Utku and the Monster of Kale Tepe
It was only my third day in Turkey, when this monster of a dog came into my life. And it was my second day of participating in the Isparta Archaeological Survey – project (IAS-project), directed by Dr. Bilge Hürmüzlü of the Süleyman Demirel Üniversitesi in Isparta. The project team consists of a number of students and researchers affiliated to the same university and a representative of the Ministry of Culture and Tourism. Upon arrival, I was welcomed with great hospitality and kindness by any one of them. My first blog seems to me a good opportunity to express my gratitude: thanks to them, the first two weeks of my stay in Turkey were unforgettable.
The team of the IAS-project at work on Kale Tepe. Foreground: fortification wall; background (to the right): the village of Gönen

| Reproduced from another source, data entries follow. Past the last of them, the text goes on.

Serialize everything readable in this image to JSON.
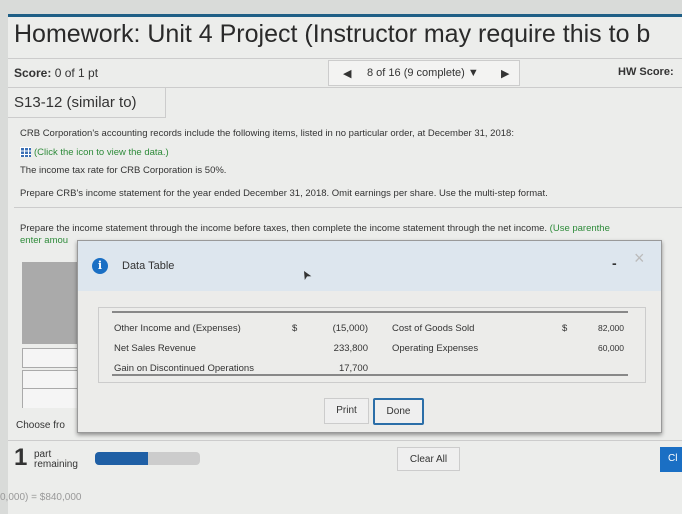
{
  "header": {
    "title": "Homework: Unit 4 Project (Instructor may require this to b",
    "score_label": "Score:",
    "score_value": "0 of 1 pt",
    "nav_text": "8 of 16 (9 complete)",
    "hw_score_label": "HW Score:"
  },
  "question": {
    "id": "S13-12 (similar to)",
    "line1": "CRB Corporation's accounting records include the following items, listed in no particular order, at December 31, 2018:",
    "data_link": "(Click the icon to view the data.)",
    "line2": "The income tax rate for CRB Corporation is 50%.",
    "line3": "Prepare CRB's income statement for the year ended December 31, 2018. Omit earnings per share. Use the multi-step format.",
    "instruction": "Prepare the income statement through the income before taxes, then complete the income statement through the net income.",
    "instruction_hint": "(Use parenthe",
    "enter_partial": "enter amou",
    "choose_partial": "Choose fro"
  },
  "dialog": {
    "title": "Data Table",
    "minimize": "-",
    "close": "×",
    "left_rows": [
      {
        "label": "Other Income and (Expenses)",
        "currency": "$",
        "value": "(15,000)"
      },
      {
        "label": "Net Sales Revenue",
        "currency": "",
        "value": "233,800"
      },
      {
        "label": "Gain on Discontinued Operations",
        "currency": "",
        "value": "17,700"
      }
    ],
    "right_rows": [
      {
        "label": "Cost of Goods Sold",
        "currency": "$",
        "value": "82,000"
      },
      {
        "label": "Operating Expenses",
        "currency": "",
        "value": "60,000"
      }
    ],
    "print": "Print",
    "done": "Done"
  },
  "footer": {
    "parts_count": "1",
    "parts_label1": "part",
    "parts_label2": "remaining",
    "progress_percent": 50,
    "clear_all": "Clear All",
    "check_partial": "Cl",
    "bottom_text": "0,000) = $840,000"
  },
  "colors": {
    "accent": "#1f5fa5",
    "link": "#2e8b3a"
  }
}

This year, the IAS-project put its focus on Kale Tepe (Castle Hill), the hill that was the scene of our encounter with the dog. Kale Tepe was once the site of a Hellenistic city, surrounded by a fortification wall several parts of which are still visible today. Especially the entrance gate and the eastern wall still reveal the wall’s overwhelming massiveness, that can only have been much greater when it was in use. When looking around from atop the hill, the strategic importance of this location is easily recognized. Drawings and measurements of the fortification wall as well as the tower, situated on the ultimate summit of Kale Tepe, and an archaeological survey of the city’s territory aim to increase our knowledge and understanding of this Hellenistic site. For similar purposes, the team has acquired its own remote controlled helicopter. The camera, that is attached to it, is able to make detailed overview pictures and videos of the wall, its towers and gates. Note to the non-specialist reader: indeed, besides the famous and stereotype activities of digging and excavating, archaeologists nowadays work with a variety of methods to investigate the material heritage of past societies: from archaeological surveying and DNA-analysis (for instance: of bone material) to the use of sophisticated measuring equipment (Total Station) and satellite photography.
"Was this truly an Unidentified Flying Object?"

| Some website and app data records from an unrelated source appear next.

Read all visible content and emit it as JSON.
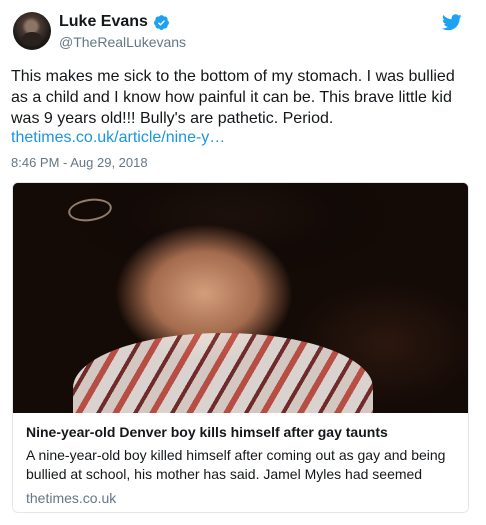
{
  "user": {
    "display_name": "Luke Evans",
    "handle": "@TheRealLukevans"
  },
  "tweet": {
    "text": "This makes me sick to the bottom of my stomach. I was bullied\nas a child and I know how painful it can be. This brave little kid\nwas 9 years old!!! Bully's are pathetic. Period.",
    "link": "thetimes.co.uk/article/nine-y…",
    "timestamp": "8:46 PM - Aug 29, 2018"
  },
  "card": {
    "title": "Nine-year-old Denver boy kills himself after gay taunts",
    "description": "A nine-year-old boy killed himself after coming out as gay and being bullied at school, his mother has said. Jamel Myles had seemed",
    "domain": "thetimes.co.uk"
  },
  "icons": {
    "verified": "verified-badge-icon",
    "brand": "twitter-bird-icon"
  },
  "colors": {
    "link": "#1b95e0",
    "verified": "#1da1f2",
    "twitter_brand": "#1da1f2",
    "secondary_text": "#657786"
  }
}
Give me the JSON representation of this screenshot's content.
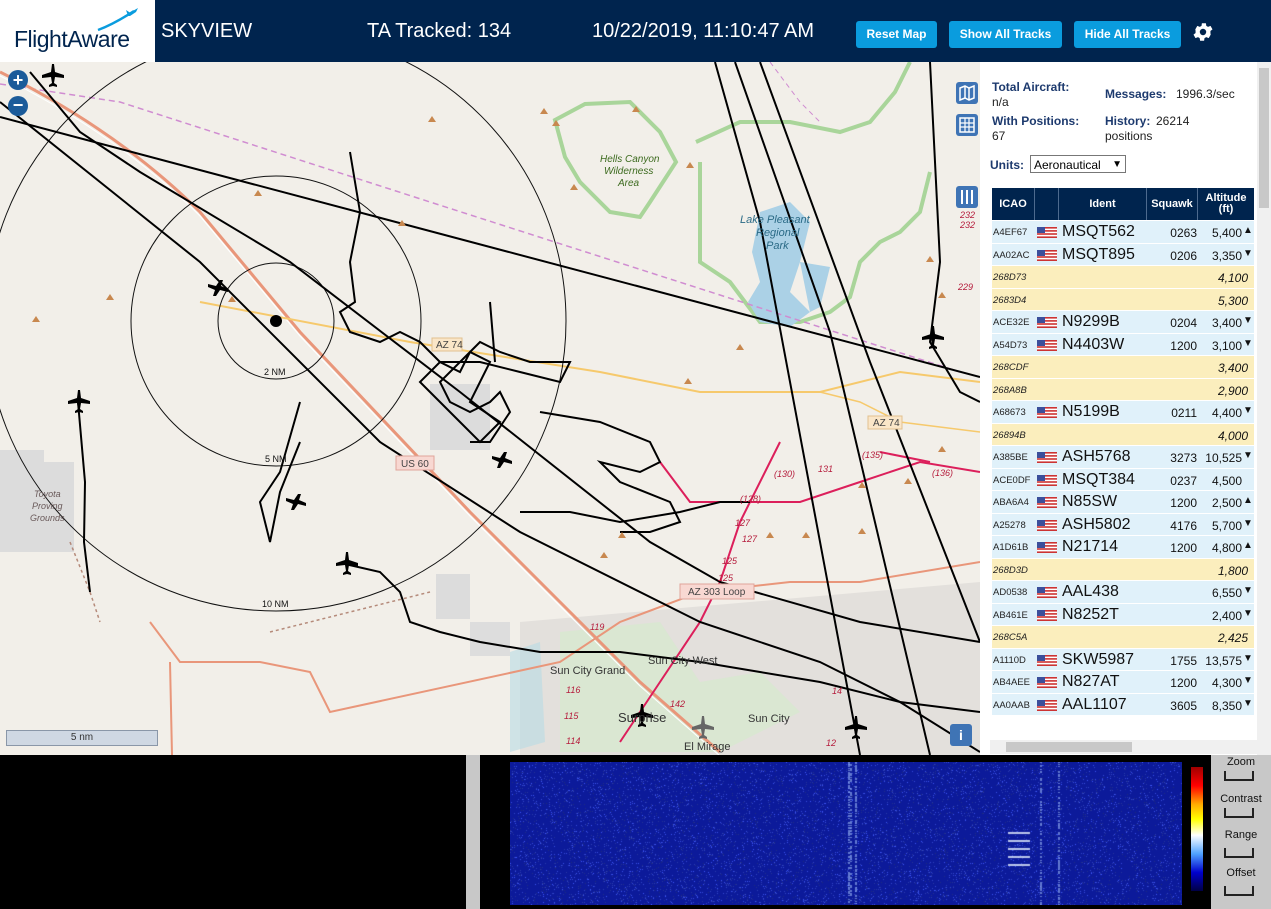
{
  "header": {
    "logo_text": "FlightAware",
    "app_title": "SKYVIEW",
    "ta_tracked": "TA Tracked: 134",
    "datetime": "10/22/2019, 11:10:47 AM",
    "reset_label": "Reset Map",
    "show_label": "Show All Tracks",
    "hide_label": "Hide All Tracks"
  },
  "map": {
    "zoom_in": "+",
    "zoom_out": "−",
    "ring_labels": [
      "2 NM",
      "5 NM",
      "10 NM"
    ],
    "place_labels": [
      "Hells Canyon",
      "Wilderness",
      "Area",
      "Lake Pleasant",
      "Regional",
      "Park",
      "Toyota",
      "Proving",
      "Grounds",
      "Sun City Grand",
      "Sun City West",
      "Sun City",
      "Surprise",
      "El Mirage"
    ],
    "road_labels": [
      "AZ 74",
      "AZ 74",
      "US 60",
      "AZ 303 Loop"
    ],
    "route_numbers": [
      "229",
      "232",
      "232",
      "(130)",
      "131",
      "(135)",
      "(136)",
      "(128)",
      "127",
      "127",
      "125",
      "125",
      "119",
      "116",
      "115",
      "114",
      "142",
      "14",
      "12"
    ],
    "scale": "5 nm",
    "info": "i"
  },
  "stats": {
    "total_aircraft_label": "Total Aircraft:",
    "total_aircraft_value": "n/a",
    "with_positions_label": "With Positions:",
    "with_positions_value": "67",
    "messages_label": "Messages:",
    "messages_value": "1996.3/sec",
    "history_label": "History:",
    "history_value": "26214",
    "history_unit": "positions"
  },
  "units": {
    "label": "Units:",
    "selected": "Aeronautical"
  },
  "table": {
    "headers": {
      "icao": "ICAO",
      "ident": "Ident",
      "squawk": "Squawk",
      "altitude": "Altitude",
      "altitude_unit": "(ft)"
    },
    "rows": [
      {
        "icao": "A4EF67",
        "flag": true,
        "ident": "MSQT562",
        "squawk": "0263",
        "altitude": "5,400",
        "trend": "▲",
        "positioned": true
      },
      {
        "icao": "AA02AC",
        "flag": true,
        "ident": "MSQT895",
        "squawk": "0206",
        "altitude": "3,350",
        "trend": "▼",
        "positioned": true
      },
      {
        "icao": "268D73",
        "flag": false,
        "ident": "",
        "squawk": "",
        "altitude": "4,100",
        "trend": "",
        "positioned": false
      },
      {
        "icao": "2683D4",
        "flag": false,
        "ident": "",
        "squawk": "",
        "altitude": "5,300",
        "trend": "",
        "positioned": false
      },
      {
        "icao": "ACE32E",
        "flag": true,
        "ident": "N9299B",
        "squawk": "0204",
        "altitude": "3,400",
        "trend": "▼",
        "positioned": true
      },
      {
        "icao": "A54D73",
        "flag": true,
        "ident": "N4403W",
        "squawk": "1200",
        "altitude": "3,100",
        "trend": "▼",
        "positioned": true
      },
      {
        "icao": "268CDF",
        "flag": false,
        "ident": "",
        "squawk": "",
        "altitude": "3,400",
        "trend": "",
        "positioned": false
      },
      {
        "icao": "268A8B",
        "flag": false,
        "ident": "",
        "squawk": "",
        "altitude": "2,900",
        "trend": "",
        "positioned": false
      },
      {
        "icao": "A68673",
        "flag": true,
        "ident": "N5199B",
        "squawk": "0211",
        "altitude": "4,400",
        "trend": "▼",
        "positioned": true
      },
      {
        "icao": "26894B",
        "flag": false,
        "ident": "",
        "squawk": "",
        "altitude": "4,000",
        "trend": "",
        "positioned": false
      },
      {
        "icao": "A385BE",
        "flag": true,
        "ident": "ASH5768",
        "squawk": "3273",
        "altitude": "10,525",
        "trend": "▼",
        "positioned": true
      },
      {
        "icao": "ACE0DF",
        "flag": true,
        "ident": "MSQT384",
        "squawk": "0237",
        "altitude": "4,500",
        "trend": "",
        "positioned": true
      },
      {
        "icao": "ABA6A4",
        "flag": true,
        "ident": "N85SW",
        "squawk": "1200",
        "altitude": "2,500",
        "trend": "▲",
        "positioned": true
      },
      {
        "icao": "A25278",
        "flag": true,
        "ident": "ASH5802",
        "squawk": "4176",
        "altitude": "5,700",
        "trend": "▼",
        "positioned": true
      },
      {
        "icao": "A1D61B",
        "flag": true,
        "ident": "N21714",
        "squawk": "1200",
        "altitude": "4,800",
        "trend": "▲",
        "positioned": true
      },
      {
        "icao": "268D3D",
        "flag": false,
        "ident": "",
        "squawk": "",
        "altitude": "1,800",
        "trend": "",
        "positioned": false
      },
      {
        "icao": "AD0538",
        "flag": true,
        "ident": "AAL438",
        "squawk": "",
        "altitude": "6,550",
        "trend": "▼",
        "positioned": true
      },
      {
        "icao": "AB461E",
        "flag": true,
        "ident": "N8252T",
        "squawk": "",
        "altitude": "2,400",
        "trend": "▼",
        "positioned": true
      },
      {
        "icao": "268C5A",
        "flag": false,
        "ident": "",
        "squawk": "",
        "altitude": "2,425",
        "trend": "",
        "positioned": false
      },
      {
        "icao": "A1110D",
        "flag": true,
        "ident": "SKW5987",
        "squawk": "1755",
        "altitude": "13,575",
        "trend": "▼",
        "positioned": true
      },
      {
        "icao": "AB4AEE",
        "flag": true,
        "ident": "N827AT",
        "squawk": "1200",
        "altitude": "4,300",
        "trend": "▼",
        "positioned": true
      },
      {
        "icao": "AA0AAB",
        "flag": true,
        "ident": "AAL1107",
        "squawk": "3605",
        "altitude": "8,350",
        "trend": "▼",
        "positioned": true
      }
    ]
  },
  "waterfall_controls": {
    "zoom": "Zoom",
    "contrast": "Contrast",
    "range": "Range",
    "offset": "Offset"
  },
  "colors": {
    "header_bg": "#00244e",
    "button_bg": "#0a9cde",
    "row_positioned": "#e0f1fa",
    "row_no_position": "#fbeebd",
    "waterfall_bg": "#0c1a9a"
  },
  "icons": [
    "flightaware-plane-icon",
    "gear-icon",
    "zoom-in-icon",
    "zoom-out-icon",
    "map-layer-icon",
    "grid-icon",
    "columns-icon",
    "info-icon",
    "us-flag-icon",
    "aircraft-icon"
  ]
}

Our own UFO during the test flight
The actual use of our remote controlled helicopter needed to be preceded by several test flights. In the dark of the evening, the entire team gathered together to watch the first ‘steps’ of the little helicopter. We were ready for take-off. Like a bird in the sky, the machine flew away, quickly increasing in height and distance. Eyes focused on the sky, the team ran after the flying object. Its red and green lights lit up the darkness and its sound, to a certain degree, disturbed the silence in the village of Gönen. It must have been a strange sight for Gönen’s inhabitants: a green-red thing, followed by a group of archaeologists trying to get a hold of it. “What was this thing anyways?”, you could hear them think. “Was this truly an Unidentified Flying Object, signifying the prelude of an alien invasion?” Fortunately for us, we managed to safely return the flying object to its home. However, the people of Gönen might have been as frightened by ‘our UFO’ as we had been by the Monster of Kale Tepe.